PROBLEM: Your response should reproduce every line of the entries that contains the word "better".

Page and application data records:
************
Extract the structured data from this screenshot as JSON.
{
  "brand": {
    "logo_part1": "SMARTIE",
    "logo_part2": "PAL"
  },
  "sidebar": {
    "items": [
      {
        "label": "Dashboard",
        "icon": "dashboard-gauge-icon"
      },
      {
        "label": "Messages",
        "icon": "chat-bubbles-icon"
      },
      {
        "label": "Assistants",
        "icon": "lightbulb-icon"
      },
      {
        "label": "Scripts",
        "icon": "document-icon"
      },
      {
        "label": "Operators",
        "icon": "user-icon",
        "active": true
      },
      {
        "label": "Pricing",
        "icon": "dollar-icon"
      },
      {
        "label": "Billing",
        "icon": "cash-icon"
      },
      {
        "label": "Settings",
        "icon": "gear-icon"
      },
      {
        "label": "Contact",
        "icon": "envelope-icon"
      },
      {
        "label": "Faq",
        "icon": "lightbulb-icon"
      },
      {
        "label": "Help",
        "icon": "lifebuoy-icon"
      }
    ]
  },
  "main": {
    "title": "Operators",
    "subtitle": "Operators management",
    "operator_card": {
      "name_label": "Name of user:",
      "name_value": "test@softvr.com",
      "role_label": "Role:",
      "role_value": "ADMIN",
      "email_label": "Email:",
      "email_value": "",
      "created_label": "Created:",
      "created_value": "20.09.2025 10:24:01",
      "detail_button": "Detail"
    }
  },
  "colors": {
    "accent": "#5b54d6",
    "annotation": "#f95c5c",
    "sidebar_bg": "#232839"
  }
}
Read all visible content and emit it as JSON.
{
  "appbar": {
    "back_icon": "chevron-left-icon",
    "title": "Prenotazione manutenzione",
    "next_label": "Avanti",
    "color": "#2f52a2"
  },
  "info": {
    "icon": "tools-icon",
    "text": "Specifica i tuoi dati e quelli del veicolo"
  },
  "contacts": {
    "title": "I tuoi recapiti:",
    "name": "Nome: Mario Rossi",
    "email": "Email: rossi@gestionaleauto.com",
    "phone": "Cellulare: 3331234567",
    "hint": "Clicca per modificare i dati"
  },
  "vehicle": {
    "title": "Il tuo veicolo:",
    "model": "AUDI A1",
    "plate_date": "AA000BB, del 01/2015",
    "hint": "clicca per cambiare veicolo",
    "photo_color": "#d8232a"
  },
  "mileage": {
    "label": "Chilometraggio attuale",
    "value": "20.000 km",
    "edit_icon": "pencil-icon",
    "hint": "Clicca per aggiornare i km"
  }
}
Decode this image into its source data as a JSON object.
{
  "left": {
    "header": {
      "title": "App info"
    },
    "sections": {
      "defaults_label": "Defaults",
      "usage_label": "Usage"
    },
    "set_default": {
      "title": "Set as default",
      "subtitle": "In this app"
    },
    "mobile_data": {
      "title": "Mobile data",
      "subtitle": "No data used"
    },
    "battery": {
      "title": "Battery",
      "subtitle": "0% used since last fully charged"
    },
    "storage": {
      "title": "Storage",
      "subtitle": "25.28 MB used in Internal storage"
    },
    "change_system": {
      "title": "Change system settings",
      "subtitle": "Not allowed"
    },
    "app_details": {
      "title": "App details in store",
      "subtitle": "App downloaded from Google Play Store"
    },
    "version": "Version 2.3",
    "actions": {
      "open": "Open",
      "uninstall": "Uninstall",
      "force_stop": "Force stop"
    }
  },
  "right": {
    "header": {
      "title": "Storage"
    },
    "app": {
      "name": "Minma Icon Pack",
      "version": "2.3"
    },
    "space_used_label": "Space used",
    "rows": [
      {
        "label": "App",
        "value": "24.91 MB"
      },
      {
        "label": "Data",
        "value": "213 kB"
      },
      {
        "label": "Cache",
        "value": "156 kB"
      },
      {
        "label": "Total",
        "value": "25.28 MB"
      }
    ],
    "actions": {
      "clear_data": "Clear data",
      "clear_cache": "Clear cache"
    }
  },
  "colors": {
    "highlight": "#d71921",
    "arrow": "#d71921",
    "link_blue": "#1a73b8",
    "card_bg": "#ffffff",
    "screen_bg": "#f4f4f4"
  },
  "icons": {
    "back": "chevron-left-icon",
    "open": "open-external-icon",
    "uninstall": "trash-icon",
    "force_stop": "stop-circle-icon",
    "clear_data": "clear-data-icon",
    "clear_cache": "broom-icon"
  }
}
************
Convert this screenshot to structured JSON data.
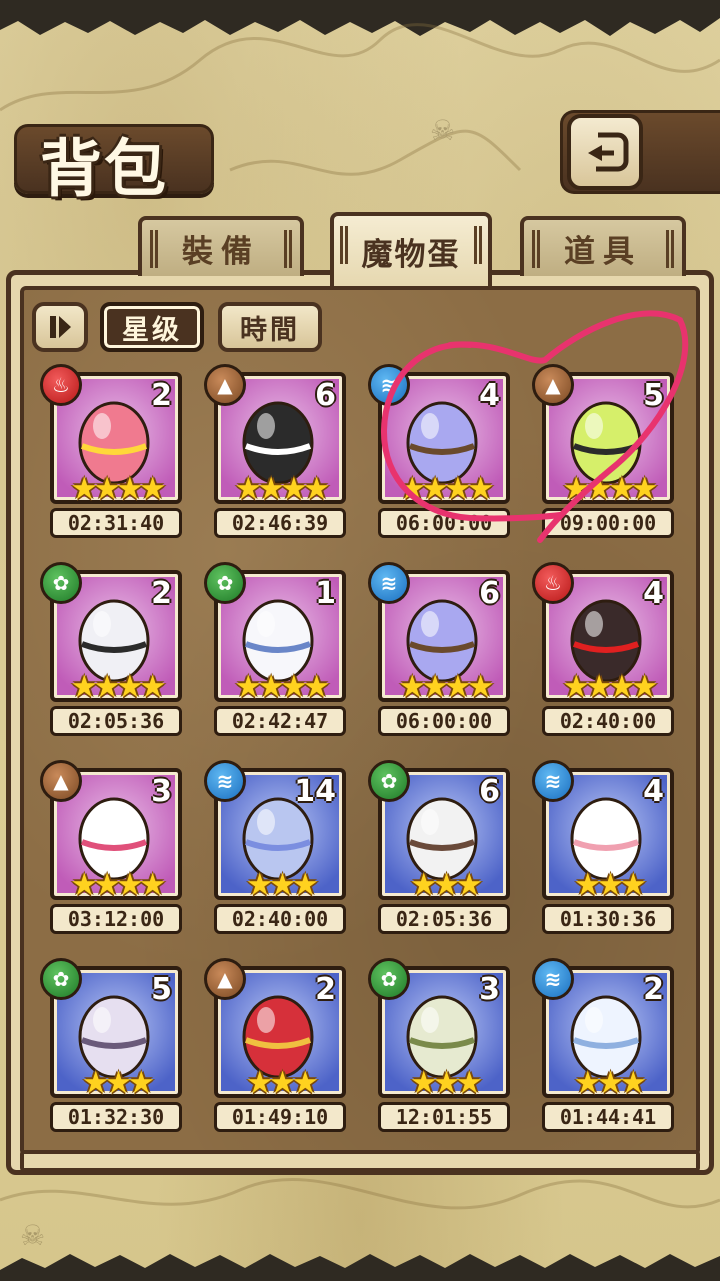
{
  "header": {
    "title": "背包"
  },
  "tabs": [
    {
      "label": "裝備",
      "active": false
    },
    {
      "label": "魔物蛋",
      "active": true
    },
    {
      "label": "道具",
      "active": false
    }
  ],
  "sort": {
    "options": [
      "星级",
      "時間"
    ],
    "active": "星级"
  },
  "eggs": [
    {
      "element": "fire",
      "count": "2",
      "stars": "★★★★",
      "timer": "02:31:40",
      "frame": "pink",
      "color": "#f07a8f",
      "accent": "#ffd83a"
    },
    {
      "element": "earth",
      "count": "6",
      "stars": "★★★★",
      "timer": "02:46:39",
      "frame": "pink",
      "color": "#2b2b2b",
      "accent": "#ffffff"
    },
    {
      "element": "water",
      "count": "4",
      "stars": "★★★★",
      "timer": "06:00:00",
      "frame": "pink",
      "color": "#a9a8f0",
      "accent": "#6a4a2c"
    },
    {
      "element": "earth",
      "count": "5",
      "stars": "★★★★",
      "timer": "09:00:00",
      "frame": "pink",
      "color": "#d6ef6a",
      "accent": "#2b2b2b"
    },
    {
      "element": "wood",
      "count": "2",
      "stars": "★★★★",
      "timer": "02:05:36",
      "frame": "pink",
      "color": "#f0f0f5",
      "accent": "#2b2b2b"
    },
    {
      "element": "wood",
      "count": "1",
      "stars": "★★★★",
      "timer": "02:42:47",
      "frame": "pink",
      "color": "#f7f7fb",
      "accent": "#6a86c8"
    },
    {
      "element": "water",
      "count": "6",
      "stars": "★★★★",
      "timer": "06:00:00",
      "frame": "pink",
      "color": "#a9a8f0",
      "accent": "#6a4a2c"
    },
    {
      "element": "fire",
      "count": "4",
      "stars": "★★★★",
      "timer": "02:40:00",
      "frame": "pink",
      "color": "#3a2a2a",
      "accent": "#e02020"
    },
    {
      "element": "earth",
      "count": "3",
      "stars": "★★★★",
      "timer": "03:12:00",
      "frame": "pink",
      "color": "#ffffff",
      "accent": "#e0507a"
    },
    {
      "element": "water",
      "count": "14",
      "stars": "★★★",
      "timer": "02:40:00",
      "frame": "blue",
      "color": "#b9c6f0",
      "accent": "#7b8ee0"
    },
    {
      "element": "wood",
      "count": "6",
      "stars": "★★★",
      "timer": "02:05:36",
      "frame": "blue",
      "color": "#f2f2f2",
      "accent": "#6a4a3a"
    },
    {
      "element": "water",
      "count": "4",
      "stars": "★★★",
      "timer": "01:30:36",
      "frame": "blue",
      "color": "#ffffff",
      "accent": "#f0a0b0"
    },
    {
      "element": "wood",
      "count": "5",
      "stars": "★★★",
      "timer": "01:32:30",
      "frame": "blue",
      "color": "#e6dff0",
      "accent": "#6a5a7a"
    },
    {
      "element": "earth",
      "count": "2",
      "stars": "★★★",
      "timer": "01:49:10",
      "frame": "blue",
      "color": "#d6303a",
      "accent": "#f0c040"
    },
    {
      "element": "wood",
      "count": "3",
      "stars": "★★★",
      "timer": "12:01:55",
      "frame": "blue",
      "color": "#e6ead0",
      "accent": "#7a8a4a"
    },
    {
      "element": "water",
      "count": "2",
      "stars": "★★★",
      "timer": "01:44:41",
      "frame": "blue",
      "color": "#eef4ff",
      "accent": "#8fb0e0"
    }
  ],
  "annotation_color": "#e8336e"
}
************
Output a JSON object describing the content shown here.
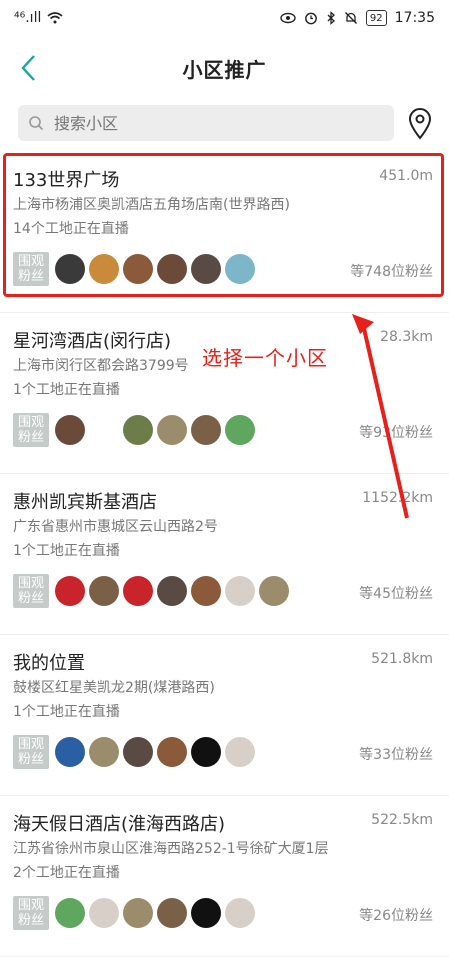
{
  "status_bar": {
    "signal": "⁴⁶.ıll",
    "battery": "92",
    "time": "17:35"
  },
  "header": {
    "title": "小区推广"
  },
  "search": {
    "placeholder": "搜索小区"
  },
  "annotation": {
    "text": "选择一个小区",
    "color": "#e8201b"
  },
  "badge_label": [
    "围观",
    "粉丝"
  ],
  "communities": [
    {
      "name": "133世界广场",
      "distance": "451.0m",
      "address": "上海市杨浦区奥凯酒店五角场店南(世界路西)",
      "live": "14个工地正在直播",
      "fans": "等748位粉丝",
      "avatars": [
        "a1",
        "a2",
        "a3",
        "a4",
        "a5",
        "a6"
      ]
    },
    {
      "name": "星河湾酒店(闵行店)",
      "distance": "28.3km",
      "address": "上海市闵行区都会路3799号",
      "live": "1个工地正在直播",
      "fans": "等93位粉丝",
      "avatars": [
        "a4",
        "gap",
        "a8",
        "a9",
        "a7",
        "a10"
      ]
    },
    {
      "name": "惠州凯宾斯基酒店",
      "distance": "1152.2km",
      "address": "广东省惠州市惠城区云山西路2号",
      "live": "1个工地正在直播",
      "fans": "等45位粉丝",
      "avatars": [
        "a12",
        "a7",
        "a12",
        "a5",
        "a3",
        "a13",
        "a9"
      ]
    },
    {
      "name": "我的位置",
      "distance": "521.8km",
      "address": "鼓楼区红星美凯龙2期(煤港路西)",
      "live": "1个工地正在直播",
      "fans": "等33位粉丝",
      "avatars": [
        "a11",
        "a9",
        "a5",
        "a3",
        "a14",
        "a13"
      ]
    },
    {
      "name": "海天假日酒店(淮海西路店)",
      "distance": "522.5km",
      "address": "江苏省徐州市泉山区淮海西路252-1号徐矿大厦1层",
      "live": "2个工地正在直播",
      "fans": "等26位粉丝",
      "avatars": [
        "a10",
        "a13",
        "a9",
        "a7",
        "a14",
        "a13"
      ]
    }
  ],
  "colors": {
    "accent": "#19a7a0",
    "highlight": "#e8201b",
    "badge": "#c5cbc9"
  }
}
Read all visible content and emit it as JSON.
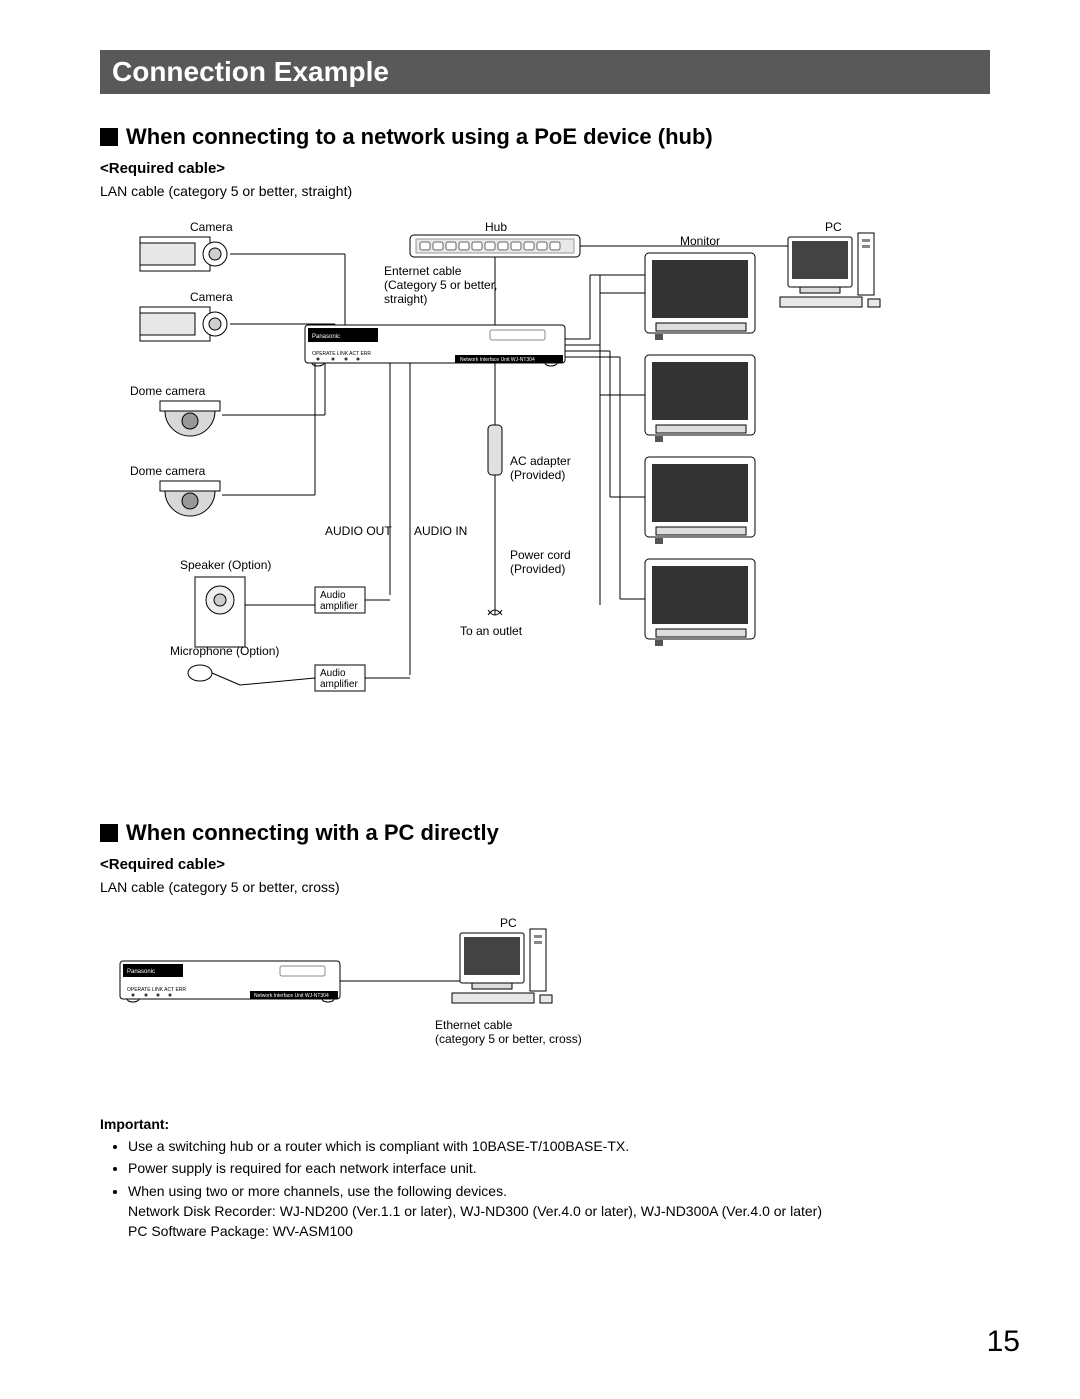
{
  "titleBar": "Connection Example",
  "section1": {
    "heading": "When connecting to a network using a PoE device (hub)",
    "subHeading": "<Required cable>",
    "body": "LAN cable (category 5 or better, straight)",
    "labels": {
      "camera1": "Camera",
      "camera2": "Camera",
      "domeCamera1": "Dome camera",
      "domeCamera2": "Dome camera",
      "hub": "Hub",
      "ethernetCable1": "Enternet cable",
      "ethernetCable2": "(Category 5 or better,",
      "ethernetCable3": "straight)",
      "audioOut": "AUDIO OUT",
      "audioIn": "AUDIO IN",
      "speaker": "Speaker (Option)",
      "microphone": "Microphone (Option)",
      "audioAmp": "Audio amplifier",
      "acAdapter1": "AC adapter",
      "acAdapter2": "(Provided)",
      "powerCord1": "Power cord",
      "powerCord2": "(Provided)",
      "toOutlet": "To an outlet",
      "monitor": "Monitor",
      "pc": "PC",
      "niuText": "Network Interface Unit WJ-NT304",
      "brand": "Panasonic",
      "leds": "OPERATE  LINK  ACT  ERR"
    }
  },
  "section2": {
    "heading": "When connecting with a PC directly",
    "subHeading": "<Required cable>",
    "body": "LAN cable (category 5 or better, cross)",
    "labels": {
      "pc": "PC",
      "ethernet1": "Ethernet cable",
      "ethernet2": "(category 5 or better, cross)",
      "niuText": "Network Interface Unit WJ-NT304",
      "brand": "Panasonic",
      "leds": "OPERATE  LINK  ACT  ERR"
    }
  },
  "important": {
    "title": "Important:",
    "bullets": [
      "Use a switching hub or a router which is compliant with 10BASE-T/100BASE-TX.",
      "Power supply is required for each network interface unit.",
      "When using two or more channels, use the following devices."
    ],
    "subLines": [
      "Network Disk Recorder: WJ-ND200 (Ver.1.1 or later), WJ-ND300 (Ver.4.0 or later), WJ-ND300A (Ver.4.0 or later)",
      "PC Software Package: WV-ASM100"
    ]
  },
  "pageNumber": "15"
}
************
PROBLEM SOLUTION:
    "body": "LAN cable (category 5 or better, straight)",
      "ethernetCable2": "(Category 5 or better,",
    "body": "LAN cable (category 5 or better, cross)",
      "ethernet2": "(category 5 or better, cross)",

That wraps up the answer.